What kind of country are we to have a double standard based on this separation issue of, us versus them idea? We are still all human. The implications of a fair trial will pay off in the end from a world view perspective. It doesn't mean we are sacrificing our security by being more humane.

So then I ask Callie, if Guantanamo Bay is subject to so much bias, then why keep it secret? Why not put it out in the open and have it open to close scrutiny rather than being placed in Cuba? This is a question of losing our control on what happens with our tax payer dollars. Do we even have control of the government when it makes these decisions in private, and perpetuating it with fear?

MacCollum said...

Well, dillon, I see it as a question of triage, as we discussed today. In a Utopia, everyone should have equal rights to a justice system, etc, but in war time, and in our very imperfect world, when a foreign citizen is suspected of being complicit in terrorist activity, they become the lowest priority for fair and speedy trial. They come last, after the national objective of achieving stability in a volatile, terrorist-sponsoring nation, and the security of American lives (military or civilian).

jtjohnson2009 said...

Guatanamo Bay isn't a secret I would say because it is common knowledge, however it is on a military base so they still have rules to adhere to. I don't think that it is just a rogue torture station on a secret island fortrees.
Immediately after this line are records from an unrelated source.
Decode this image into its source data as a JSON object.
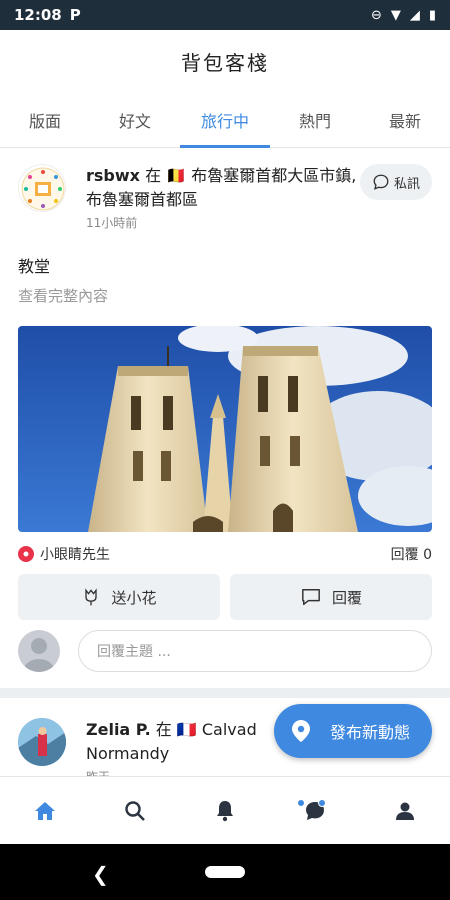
{
  "status_bar": {
    "time": "12:08",
    "app_indicator": "P"
  },
  "header": {
    "title": "背包客棧"
  },
  "tabs": [
    {
      "label": "版面",
      "active": false
    },
    {
      "label": "好文",
      "active": false
    },
    {
      "label": "旅行中",
      "active": true
    },
    {
      "label": "熱門",
      "active": false
    },
    {
      "label": "最新",
      "active": false
    }
  ],
  "post1": {
    "author": "rsbwx",
    "at": "在",
    "flag": "🇧🇪",
    "location": "布魯塞爾首都大區市鎮, 布魯塞爾首都區",
    "time": "11小時前",
    "dm_label": "私訊",
    "title": "教堂",
    "read_more": "查看完整內容",
    "flower_giver": "小眼睛先生",
    "reply_count": "回覆 0",
    "send_flower_label": "送小花",
    "reply_label": "回覆",
    "comment_placeholder": "回覆主題 ..."
  },
  "post2": {
    "author": "Zelia P.",
    "at": "在",
    "flag": "🇫🇷",
    "location": "Calvados, Normandy",
    "location_visible_line1": "Calvad",
    "location_visible_line2": "Normandy",
    "time": "昨天"
  },
  "fab": {
    "label": "發布新動態"
  },
  "bottom_nav": [
    "home-icon",
    "search-icon",
    "bell-icon",
    "chat-icon",
    "profile-icon"
  ],
  "colors": {
    "accent": "#3f8ae0",
    "flower": "#e8334a"
  }
}
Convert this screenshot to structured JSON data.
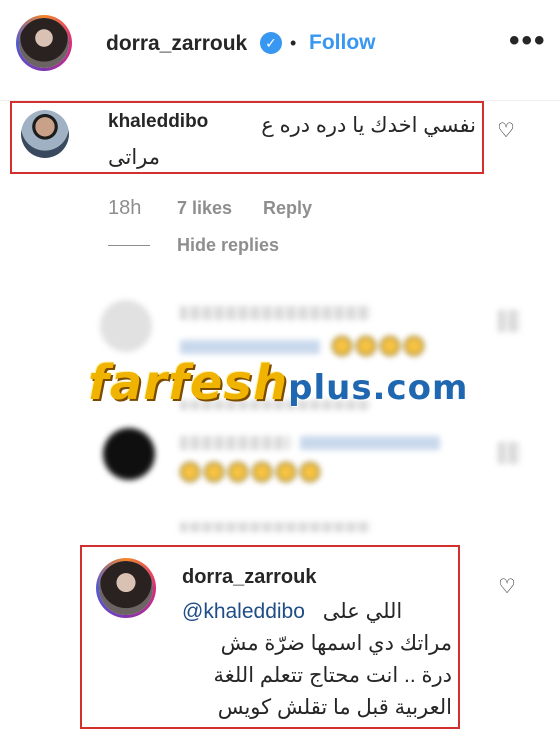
{
  "header": {
    "username": "dorra_zarrouk",
    "separator": "•",
    "follow_label": "Follow",
    "more_icon": "•••",
    "verified_icon": "✓"
  },
  "comment1": {
    "username": "khaleddibo",
    "text_line1": "نفسي اخدك يا دره دره ع",
    "text_line2": "مراتى",
    "time": "18h",
    "likes": "7 likes",
    "reply_label": "Reply",
    "hide_replies": "Hide replies"
  },
  "watermark": {
    "main": "farfesh",
    "suffix": "plus.com"
  },
  "comment4": {
    "username": "dorra_zarrouk",
    "mention": "@khaleddibo",
    "line1_tail": "اللي على",
    "line2": "مراتك دي اسمها ضرّة مش",
    "line3": "درة .. انت محتاج تتعلم اللغة",
    "line4": "العربية قبل ما تقلش كويس"
  },
  "icons": {
    "heart": "heart-outline-icon"
  }
}
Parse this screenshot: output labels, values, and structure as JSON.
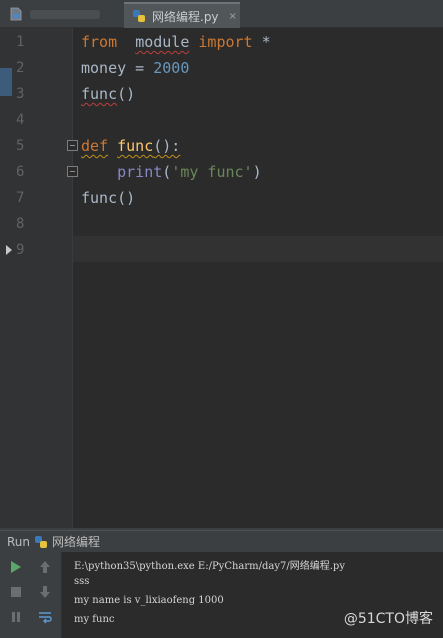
{
  "editor_tab": {
    "label": "网络编程.py",
    "close": "×"
  },
  "line_numbers": [
    "1",
    "2",
    "3",
    "4",
    "5",
    "6",
    "7",
    "8",
    "9"
  ],
  "code_lines": [
    [
      {
        "t": "from",
        "c": "kw"
      },
      {
        "t": "  ",
        "c": "plain"
      },
      {
        "t": "module",
        "c": "plain squiggle"
      },
      {
        "t": " ",
        "c": "plain"
      },
      {
        "t": "import",
        "c": "kw"
      },
      {
        "t": " *",
        "c": "plain"
      }
    ],
    [
      {
        "t": "money",
        "c": "plain"
      },
      {
        "t": " = ",
        "c": "plain"
      },
      {
        "t": "2000",
        "c": "num"
      }
    ],
    [
      {
        "t": "func",
        "c": "plain squiggle"
      },
      {
        "t": "()",
        "c": "plain"
      }
    ],
    [],
    [
      {
        "t": "def",
        "c": "kw squiggle-y"
      },
      {
        "t": " ",
        "c": "plain"
      },
      {
        "t": "func",
        "c": "fn squiggle-y"
      },
      {
        "t": "():",
        "c": "plain squiggle-y"
      }
    ],
    [
      {
        "t": "    ",
        "c": "plain"
      },
      {
        "t": "print",
        "c": "builtin"
      },
      {
        "t": "(",
        "c": "plain"
      },
      {
        "t": "'my func'",
        "c": "str"
      },
      {
        "t": ")",
        "c": "plain"
      }
    ],
    [
      {
        "t": "func",
        "c": "plain"
      },
      {
        "t": "()",
        "c": "plain"
      }
    ],
    [],
    []
  ],
  "run_panel": {
    "title": "Run",
    "config_name": "网络编程"
  },
  "console_lines": [
    "E:\\python35\\python.exe E:/PyCharm/day7/网络编程.py",
    "sss",
    "my name is v_lixiaofeng 1000",
    "my func"
  ],
  "watermark": "@51CTO博客",
  "icons": {
    "file": "python-file-icon",
    "run": "play-icon",
    "stop": "stop-icon",
    "pause": "pause-icon",
    "up": "up-arrow-icon",
    "down": "down-arrow-icon",
    "wrap": "soft-wrap-icon"
  },
  "colors": {
    "keyword": "#cc7832",
    "number": "#6897bb",
    "string": "#6a8759",
    "builtin": "#8888c6",
    "function": "#ffc66d",
    "run_green": "#59a869"
  }
}
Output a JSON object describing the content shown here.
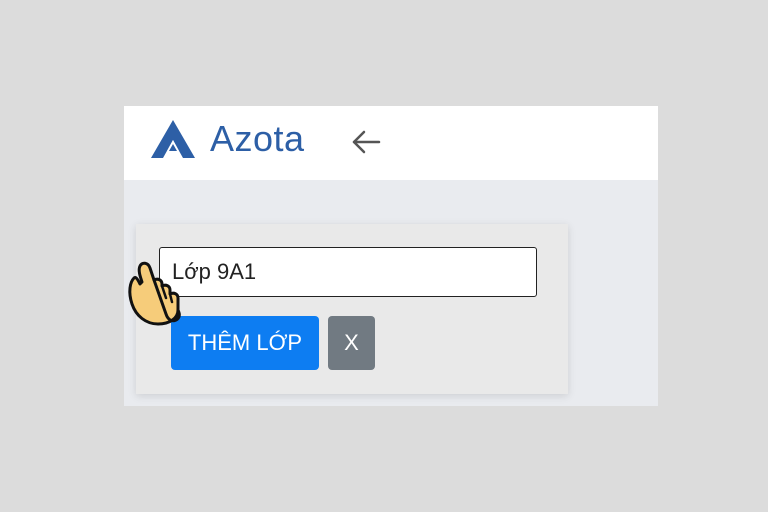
{
  "header": {
    "brand": "Azota",
    "brand_color": "#2d5fa6"
  },
  "form": {
    "class_name_value": "Lớp 9A1",
    "add_class_label": "THÊM LỚP",
    "close_label": "X"
  },
  "colors": {
    "primary": "#0d7df2",
    "secondary": "#717a82",
    "page_background": "#e9ebef"
  },
  "icons": {
    "logo": "azota-logo-icon",
    "back": "arrow-left-icon",
    "pointer": "pointing-hand-icon"
  }
}
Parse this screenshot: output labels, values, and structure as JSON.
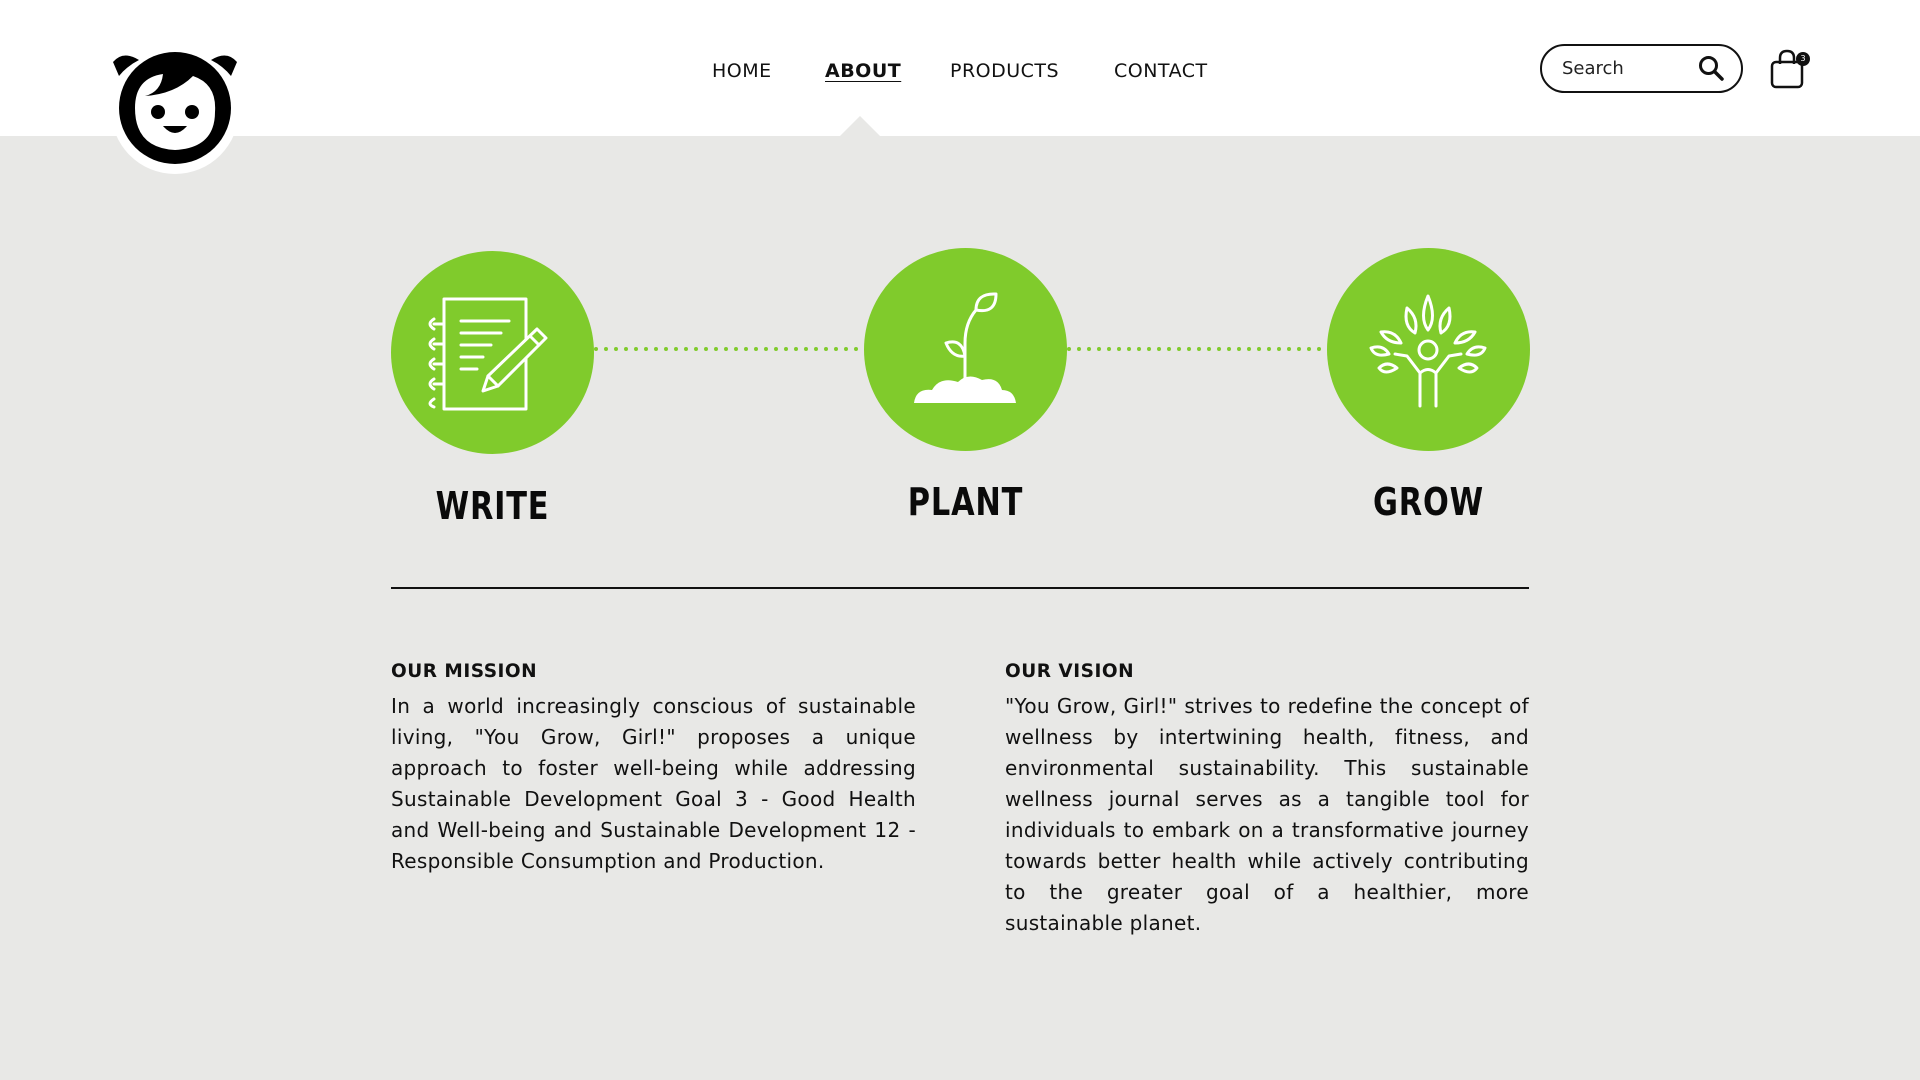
{
  "header": {
    "nav": [
      {
        "label": "HOME",
        "active": false
      },
      {
        "label": "ABOUT",
        "active": true
      },
      {
        "label": "PRODUCTS",
        "active": false
      },
      {
        "label": "CONTACT",
        "active": false
      }
    ],
    "search": {
      "placeholder": "Search"
    },
    "cart": {
      "count": "3"
    }
  },
  "steps": [
    {
      "label": "WRITE",
      "icon": "notebook-pencil-icon"
    },
    {
      "label": "PLANT",
      "icon": "sprout-icon"
    },
    {
      "label": "GROW",
      "icon": "tree-person-icon"
    }
  ],
  "mission": {
    "title": "OUR MISSION",
    "text": "In a world increasingly conscious of sustainable living, \"You Grow, Girl!\" proposes a unique approach to foster well-being while addressing Sustainable Development Goal 3 - Good Health and Well-being and Sustainable Development 12 - Responsible Consumption and Production."
  },
  "vision": {
    "title": "OUR VISION",
    "text": "\"You Grow, Girl!\" strives to redefine the concept of wellness by intertwining health, fitness, and environmental sustainability. This sustainable wellness journal serves as a tangible tool for individuals to embark on a transformative journey towards better health while actively contributing to the greater goal of a healthier, more sustainable planet."
  },
  "colors": {
    "accent": "#80cb2c",
    "background": "#e8e8e6",
    "header": "#ffffff",
    "text": "#111111"
  }
}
It is a legitimate place to house suspected terrorists because honestly I'd rather have them kept there than on our actual soil.

Anonymous said...

Callie, I must say that it is amazing what we see and hear about wars and even domestic issues, but we can not form any opinion on it because there may not be any truth behind it. It really bothers me how the government and sometimes others, can manipulate the media to create thier personal biases. I know this class has many focuses, but the media can not get away as a topic. There is so much that the media shows that creates an arousal with in, but it is all full of crap because we all rarely know what actually happened. I wish the govenment could go on trial for the lies that they have told.

Anonymous said...

dillon, I agree as well with the point of equality. Even thought there are extremist that have no care in the world for others, i think that we are being the same if we do not insist on a fair trial and equality amongst all men. We need to be better than the rest, and we much take into consideration the lives that were lost. However, no man has the right to keep others from freedoms, even if they are the extremist.